After numerous operations on my object, I have more isocurves than needed on some of the flat surfaces. Is there a way to reduce the number of isocurves to the minimum needed? I know how to turn them off, but not how to clean them up.

Are you sure they are isocurves? I would guess they are surface edges. If that is the case, you can run `MergeAllFaces`

to turn multiple joined flat surfaces into single flat surfaces where possible.

If that’s not the issue, could you post a model?

Even better, just **post a screen capture**. I’m not a big fan of downloading, saving, opening, and reviewing ,… especially if a quick-pic-post will do the same job faster and easier.

Mergeallfaces doesn’t do it. Here’s the file. I’m referring to all the lines on the flat surfaces going in the x-direction. They appeared when I scaled the whole part in the y direction.Bolster1.3dm (625.7 KB)

Here’s the screenshot.

Did you scale the part or use some sort of transformation like Stretch or CageEdit? Scaling won’t affect surface structure, but the other types of transformation may. What you are seeing appear to be increased surface isocurves caused by increased number of knots caused by a stretching operation…

From your model, the surfaces are degree 3 in both directions, if they were originally flat planar surfaces, the object did undergo some sort of transformation other than scaling.

–Mitch

Rebuild the flat surfaces as simple, trimmed planar surfaces. Use Rebuild with degree 1 in both directions, 2 points in both directions and Retrim checked.

Nice, that did it… thanks much.

Mitch, scaling is the only operation I performed before all the lines appeared. However, now I understand what’s going on (for now).

I do have another question though. I’ve never understood what u and v represent. x and y? The tutorials I’ve used seem to mention them without explaining them. rex

X, Y, and Z are the coordinates in normal 3D space, like the room you’re in.

On a deformed surface, those do not apply, so we use U,V, and W.

A great example is a Rhino sphere or a globe.

You can think of the U and V isocurves as latitude and longitude.

They follow the surface wherever it goes (and cross each other at 90°)

The W would then be altitude above the surface.

XYZ → normal world space coordinates

UVW → curved surface coordinates

More details in this lynda video.

If you don’t have a subscription, click for 10-days free. Sweet.

Great, thanks.

Rhino does not use W, only U and V for surfaces and only U for curves. (Rhino represents volumes by the boundary surfaces, and each boundary surface has an independent UV parameter system. This is different than solid modelers which may have U, V and W parameters associated with a volume.)

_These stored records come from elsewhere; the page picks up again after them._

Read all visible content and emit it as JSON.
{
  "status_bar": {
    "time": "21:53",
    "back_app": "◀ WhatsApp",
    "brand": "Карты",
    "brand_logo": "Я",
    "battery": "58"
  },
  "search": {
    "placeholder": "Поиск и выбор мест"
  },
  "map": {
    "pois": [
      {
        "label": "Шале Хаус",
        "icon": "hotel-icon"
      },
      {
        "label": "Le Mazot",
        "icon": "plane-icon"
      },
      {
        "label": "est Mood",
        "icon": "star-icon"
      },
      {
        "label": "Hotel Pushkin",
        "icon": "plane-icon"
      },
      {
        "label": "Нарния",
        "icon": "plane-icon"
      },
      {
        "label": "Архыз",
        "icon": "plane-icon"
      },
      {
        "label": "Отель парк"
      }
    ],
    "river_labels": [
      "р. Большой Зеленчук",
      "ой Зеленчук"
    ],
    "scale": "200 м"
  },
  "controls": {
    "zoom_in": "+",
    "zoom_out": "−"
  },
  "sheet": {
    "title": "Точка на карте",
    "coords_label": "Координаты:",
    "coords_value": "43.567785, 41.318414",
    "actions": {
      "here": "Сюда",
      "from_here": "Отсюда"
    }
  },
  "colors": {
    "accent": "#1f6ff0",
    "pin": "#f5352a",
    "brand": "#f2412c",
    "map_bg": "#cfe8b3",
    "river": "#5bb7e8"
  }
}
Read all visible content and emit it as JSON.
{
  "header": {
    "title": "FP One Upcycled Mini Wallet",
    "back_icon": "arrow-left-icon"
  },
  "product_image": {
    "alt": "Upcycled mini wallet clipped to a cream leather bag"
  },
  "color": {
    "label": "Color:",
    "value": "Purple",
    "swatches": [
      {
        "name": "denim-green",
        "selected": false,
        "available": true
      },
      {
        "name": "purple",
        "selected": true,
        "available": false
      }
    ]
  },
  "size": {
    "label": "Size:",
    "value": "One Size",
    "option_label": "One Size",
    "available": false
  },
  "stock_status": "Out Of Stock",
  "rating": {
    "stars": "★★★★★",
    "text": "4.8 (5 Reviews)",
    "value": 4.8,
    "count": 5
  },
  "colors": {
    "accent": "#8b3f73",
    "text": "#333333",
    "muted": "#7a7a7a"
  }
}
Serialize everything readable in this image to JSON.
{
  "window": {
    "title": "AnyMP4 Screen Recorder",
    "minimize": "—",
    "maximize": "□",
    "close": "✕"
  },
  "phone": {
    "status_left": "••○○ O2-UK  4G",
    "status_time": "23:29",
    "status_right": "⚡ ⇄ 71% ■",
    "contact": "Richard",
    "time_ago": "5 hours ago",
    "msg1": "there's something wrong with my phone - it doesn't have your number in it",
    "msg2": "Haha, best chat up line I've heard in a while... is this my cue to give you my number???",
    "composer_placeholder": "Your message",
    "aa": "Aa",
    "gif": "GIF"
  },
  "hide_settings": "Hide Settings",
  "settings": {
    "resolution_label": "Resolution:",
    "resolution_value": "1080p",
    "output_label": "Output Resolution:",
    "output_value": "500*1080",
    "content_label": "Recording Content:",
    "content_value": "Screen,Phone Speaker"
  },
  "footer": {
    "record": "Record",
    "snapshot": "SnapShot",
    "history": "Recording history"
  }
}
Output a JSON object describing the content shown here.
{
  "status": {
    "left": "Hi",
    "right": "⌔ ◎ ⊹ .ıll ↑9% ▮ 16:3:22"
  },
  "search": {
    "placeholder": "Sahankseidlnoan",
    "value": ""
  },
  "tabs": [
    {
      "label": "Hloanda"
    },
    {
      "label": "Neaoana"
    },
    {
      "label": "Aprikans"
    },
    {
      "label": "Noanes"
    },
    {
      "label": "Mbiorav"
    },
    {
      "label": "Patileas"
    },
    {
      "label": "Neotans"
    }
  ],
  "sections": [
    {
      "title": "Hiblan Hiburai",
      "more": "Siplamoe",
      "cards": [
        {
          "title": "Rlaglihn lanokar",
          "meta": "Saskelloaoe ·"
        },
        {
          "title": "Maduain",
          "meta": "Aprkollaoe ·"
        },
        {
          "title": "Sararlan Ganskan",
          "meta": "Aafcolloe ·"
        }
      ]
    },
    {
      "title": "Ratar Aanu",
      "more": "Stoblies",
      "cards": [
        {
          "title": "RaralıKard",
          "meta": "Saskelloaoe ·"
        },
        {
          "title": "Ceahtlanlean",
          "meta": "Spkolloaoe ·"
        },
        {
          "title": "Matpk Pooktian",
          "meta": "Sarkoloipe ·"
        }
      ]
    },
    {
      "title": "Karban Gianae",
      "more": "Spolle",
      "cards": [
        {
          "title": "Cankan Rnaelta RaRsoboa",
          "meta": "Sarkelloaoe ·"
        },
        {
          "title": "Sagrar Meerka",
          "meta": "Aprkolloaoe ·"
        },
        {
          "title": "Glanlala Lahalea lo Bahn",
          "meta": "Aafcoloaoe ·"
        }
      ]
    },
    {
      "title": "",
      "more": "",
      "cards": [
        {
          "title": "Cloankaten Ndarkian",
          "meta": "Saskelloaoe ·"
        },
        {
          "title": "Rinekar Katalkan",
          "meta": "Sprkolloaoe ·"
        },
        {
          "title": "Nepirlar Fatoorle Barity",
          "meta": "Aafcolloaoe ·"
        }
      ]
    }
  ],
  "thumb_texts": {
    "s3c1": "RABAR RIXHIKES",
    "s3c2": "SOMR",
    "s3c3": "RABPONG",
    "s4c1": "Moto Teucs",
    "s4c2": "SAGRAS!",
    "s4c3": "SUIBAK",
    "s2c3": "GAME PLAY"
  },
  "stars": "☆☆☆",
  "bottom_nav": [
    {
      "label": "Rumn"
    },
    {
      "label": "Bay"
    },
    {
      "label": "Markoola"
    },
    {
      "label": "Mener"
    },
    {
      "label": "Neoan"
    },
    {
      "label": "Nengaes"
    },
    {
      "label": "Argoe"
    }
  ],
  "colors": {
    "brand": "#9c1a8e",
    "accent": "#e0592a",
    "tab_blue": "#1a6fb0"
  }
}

Each point on a surface in Rhino has a unique UV coordinate associated with it, and also XYZ values. All the points with the same U value form a curve which is a U isocurve, and all the points with the same V value form a curve which is a V isocurve.

Similarly, every point on a curve in Rhino has a unique U value associated with it, and also XYZ values.